The challenges of commemorating the Irish revolutionary decade were explored by Professor Roy Foster at a public lecture in Trinity College Dublin, in the Edmund Burke Lecture Theatre on Thursday, October 20, 2015.
In his lecture, Professor Foster focused on the agendas, omissions and implications of commemorating events in Irish history that are at once inspirational and divisive. He considered the ‘history wars’ that broke out in Irish academic and public life from the 1970s, the psychological uses of memory in Irish history, and the challenges presented by the current centennial observations of the Irish revolutionary decade of 1912-22.
One of Ireland’s best-known historians, Professor Roy Foster is Carroll Chair of Irish History, University of Oxford, and is the author of the recent and widely-acclaimed Vivid Faces: the Irish revolutionary generation 1890-1923.
His lecture “An Inheritance From Our Forefathers”? Historians and the Memory of the Irish Revolution is the 2015 Annual Edmund Burke Lecture. This lecture series, instituted by the Trinity Long Room Hub Arts & Humanities Research Institute in 2014, marks Trinity’s strong connection with the 18th-century philosopher, historian and politician Edmund Burke.
Professor Roy Foster said: “Edmund Burke was preoccupied by the idea of ‘inheritances’ in history, and Irish history is full of them – often contested. I’m interested in the way that we now pay as much attention to ‘memory’ and its operations as to the search for historical facts, and what this means for the decade of commemorations in which we’re immersed. This requires looking at the role history and historians play in Irish life. I also think that one way to approach the memory of our revolutionary past is to look again at what the revolutionaries – or many of them –actually wanted, in relation to the achievements and actuality of the Irish state today.”
Jane Ohlmeyer, Professor of Modern History, and Director of Trinity Long Room Hub, added: “Edmund Burke is one of Trinity’s most famous and most distinguished graduates. We are delighted to be welcoming another distinguished graduate back to Trinity to explore the fascinating subject of the memory of the Irish revolution and the challenges presented by the current centennial observations of the Irish revolutionary decade.”
About Roy Foster
Roy Foster is a graduate of Trinity College Dublin, where he was a Foundation Scholar in History and studied under T.W.Moody. Subsequent appointments included Professor of Modern British History at Birkbeck College, University of London, visiting fellowships at St Antony’s College, Oxford, the Institute for Advanced Study, Princeton, and Princeton University, and (since 1991) the Carroll Chair of Irish History, University of Oxford.

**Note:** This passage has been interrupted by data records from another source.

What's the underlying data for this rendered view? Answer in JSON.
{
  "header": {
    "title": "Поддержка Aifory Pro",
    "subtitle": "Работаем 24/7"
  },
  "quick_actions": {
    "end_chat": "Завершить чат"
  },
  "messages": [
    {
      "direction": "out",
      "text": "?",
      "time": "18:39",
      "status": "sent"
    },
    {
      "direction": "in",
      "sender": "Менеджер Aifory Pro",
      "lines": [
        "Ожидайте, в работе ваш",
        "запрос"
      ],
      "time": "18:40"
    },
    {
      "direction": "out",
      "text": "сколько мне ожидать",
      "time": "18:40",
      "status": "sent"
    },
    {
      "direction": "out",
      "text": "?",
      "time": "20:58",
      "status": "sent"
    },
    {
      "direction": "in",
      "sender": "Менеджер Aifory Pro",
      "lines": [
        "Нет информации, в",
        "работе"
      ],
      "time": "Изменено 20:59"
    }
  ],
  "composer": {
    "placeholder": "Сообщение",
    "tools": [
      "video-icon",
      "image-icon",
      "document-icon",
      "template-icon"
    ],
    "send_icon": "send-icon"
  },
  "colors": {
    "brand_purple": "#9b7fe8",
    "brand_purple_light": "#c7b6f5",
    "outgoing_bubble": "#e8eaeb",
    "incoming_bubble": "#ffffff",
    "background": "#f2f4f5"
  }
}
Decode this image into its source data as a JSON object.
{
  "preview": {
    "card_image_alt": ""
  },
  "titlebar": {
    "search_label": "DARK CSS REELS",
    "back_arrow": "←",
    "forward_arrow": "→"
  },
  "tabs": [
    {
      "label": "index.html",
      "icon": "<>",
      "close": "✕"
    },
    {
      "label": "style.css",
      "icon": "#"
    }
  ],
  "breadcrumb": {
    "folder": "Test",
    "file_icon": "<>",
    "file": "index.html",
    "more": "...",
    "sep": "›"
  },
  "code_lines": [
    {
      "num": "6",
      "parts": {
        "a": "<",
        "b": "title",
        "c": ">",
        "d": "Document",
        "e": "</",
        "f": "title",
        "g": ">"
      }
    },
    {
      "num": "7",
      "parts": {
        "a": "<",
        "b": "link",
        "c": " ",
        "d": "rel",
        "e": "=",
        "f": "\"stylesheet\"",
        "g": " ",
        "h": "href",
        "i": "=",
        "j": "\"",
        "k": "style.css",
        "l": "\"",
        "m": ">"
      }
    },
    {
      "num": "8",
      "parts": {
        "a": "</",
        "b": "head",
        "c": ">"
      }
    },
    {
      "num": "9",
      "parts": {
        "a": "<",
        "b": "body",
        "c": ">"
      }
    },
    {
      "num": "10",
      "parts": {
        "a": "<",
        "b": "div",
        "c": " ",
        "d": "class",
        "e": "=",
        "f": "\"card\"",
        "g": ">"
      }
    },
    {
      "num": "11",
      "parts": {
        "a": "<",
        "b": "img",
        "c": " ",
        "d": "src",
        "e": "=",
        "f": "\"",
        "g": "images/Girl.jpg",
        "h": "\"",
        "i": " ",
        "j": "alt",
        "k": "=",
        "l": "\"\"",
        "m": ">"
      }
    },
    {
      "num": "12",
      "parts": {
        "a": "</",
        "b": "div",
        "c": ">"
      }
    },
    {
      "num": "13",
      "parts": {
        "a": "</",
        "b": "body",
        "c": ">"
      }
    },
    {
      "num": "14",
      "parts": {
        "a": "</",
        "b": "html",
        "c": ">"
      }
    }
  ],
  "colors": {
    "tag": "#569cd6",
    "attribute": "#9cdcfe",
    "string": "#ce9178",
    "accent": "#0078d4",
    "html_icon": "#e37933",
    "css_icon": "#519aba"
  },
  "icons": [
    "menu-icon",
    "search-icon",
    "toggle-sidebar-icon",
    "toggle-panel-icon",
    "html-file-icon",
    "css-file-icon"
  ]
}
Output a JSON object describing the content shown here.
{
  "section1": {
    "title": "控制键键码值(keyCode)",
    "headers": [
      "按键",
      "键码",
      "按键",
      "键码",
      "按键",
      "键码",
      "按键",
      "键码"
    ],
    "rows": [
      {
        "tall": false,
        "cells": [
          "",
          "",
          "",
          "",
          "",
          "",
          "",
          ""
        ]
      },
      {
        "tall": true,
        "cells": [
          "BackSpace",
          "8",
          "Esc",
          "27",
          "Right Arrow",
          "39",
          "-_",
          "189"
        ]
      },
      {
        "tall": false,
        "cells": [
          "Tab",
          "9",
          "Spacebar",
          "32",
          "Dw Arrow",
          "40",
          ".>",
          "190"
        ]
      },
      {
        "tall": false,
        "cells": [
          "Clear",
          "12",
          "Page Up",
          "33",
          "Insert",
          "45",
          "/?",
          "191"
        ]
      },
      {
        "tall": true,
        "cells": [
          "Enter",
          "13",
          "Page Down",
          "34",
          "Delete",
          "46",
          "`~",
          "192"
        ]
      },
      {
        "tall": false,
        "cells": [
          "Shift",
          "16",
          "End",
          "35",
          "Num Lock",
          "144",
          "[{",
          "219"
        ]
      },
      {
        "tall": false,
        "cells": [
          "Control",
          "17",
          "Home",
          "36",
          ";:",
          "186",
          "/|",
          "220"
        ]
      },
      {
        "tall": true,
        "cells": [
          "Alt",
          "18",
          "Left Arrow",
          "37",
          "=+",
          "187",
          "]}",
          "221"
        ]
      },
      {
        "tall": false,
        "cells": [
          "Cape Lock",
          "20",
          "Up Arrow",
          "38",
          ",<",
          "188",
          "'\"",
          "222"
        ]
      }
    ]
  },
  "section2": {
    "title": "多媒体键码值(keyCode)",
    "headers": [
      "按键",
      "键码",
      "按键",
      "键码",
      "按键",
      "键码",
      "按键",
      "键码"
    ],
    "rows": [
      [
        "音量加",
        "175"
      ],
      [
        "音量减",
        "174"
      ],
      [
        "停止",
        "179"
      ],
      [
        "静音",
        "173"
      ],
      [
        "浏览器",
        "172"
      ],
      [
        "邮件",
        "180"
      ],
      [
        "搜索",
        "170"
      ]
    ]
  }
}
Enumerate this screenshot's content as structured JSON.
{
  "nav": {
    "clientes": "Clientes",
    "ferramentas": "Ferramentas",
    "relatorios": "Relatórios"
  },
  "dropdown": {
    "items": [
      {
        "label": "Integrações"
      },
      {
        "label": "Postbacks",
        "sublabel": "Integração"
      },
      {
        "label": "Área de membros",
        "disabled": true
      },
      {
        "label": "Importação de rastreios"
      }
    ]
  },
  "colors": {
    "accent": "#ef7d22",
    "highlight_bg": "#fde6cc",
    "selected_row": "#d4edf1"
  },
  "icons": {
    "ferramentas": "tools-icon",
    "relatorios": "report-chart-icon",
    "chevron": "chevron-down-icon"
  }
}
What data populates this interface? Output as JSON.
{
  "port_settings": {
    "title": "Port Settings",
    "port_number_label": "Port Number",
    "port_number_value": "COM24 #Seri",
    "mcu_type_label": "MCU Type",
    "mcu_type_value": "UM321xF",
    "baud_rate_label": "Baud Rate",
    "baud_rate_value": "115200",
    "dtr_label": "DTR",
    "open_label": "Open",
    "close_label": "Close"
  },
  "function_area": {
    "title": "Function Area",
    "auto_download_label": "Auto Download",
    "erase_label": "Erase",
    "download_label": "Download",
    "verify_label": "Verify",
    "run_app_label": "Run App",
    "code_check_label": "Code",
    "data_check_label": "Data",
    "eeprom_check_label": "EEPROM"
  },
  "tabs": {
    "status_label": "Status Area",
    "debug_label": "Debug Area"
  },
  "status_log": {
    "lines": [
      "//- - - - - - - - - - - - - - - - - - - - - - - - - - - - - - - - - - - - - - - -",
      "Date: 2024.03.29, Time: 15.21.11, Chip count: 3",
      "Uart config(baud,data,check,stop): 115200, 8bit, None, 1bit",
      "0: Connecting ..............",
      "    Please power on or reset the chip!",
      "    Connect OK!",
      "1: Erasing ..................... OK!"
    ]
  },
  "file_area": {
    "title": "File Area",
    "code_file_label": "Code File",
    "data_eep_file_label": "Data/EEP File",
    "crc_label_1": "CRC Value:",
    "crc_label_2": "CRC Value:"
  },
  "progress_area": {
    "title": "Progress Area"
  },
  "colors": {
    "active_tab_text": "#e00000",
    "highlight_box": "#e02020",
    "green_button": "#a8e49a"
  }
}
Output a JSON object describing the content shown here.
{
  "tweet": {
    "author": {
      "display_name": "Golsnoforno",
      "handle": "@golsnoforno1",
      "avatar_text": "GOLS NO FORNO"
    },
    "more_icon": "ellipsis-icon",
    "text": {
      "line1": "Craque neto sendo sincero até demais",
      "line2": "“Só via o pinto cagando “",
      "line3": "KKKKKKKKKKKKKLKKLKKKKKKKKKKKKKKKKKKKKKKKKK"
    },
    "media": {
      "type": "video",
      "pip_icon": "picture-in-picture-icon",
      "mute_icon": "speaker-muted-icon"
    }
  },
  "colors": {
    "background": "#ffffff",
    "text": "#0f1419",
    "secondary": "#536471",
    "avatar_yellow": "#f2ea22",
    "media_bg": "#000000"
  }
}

Currently, he holds the visiting Parnell Fellowship at Magdalene College, Cambridge. He is a Fellow of the British Academy, the Royal Historical Society and the Royal Society of Literature, and an Honorary Member of the Royal Irish Academy, and has received honorary degrees from the University of Aberdeen, The Queen’s University of Belfast, Trinity College, Dublin, the National University of Ireland, Queen’s University, Canada, and the University of Edinburgh as well as an Honorary Fellowship at Birkbeck College, University of London.
His books include Charles Stewart Parnell: The Man and His Family (1976), Lord Randolph Churchill: A Political Life (1981), Modern Ireland 1600-1972 (1988), The Oxford Illustrated History of Ireland (1989), The Sub Prefect Should Have Held His Tongue: Selected Essays of Hubert Butler (1990), Paddy and Mr Punch: Connections in Irish and English History (1993), The Irish Story: Telling Tales and Making It Up in Ireland (2001), which won the 2003 Christian Gauss Award for Literary Criticism, W.B. Yeats, A Life. I: The Apprentice Mage 1865-1914 (1997) which won the 1998 James Tait Black Prize for biography, and Volume II: The Arch-Poet, 1915-1939 (2003), Luck and the Irish: a brief history of change 1970-2000 (2007) and Words Alone: Yeats and his Inheritances (2011), based on his 2009 Clark Lectures at Cambridge.
His most recent book is Vivid Faces: the revolutionary generation in Ireland 1890-1922 (2014), which was awarded a British Academy Medal. He is also a well-known cultural critic and broadcaster.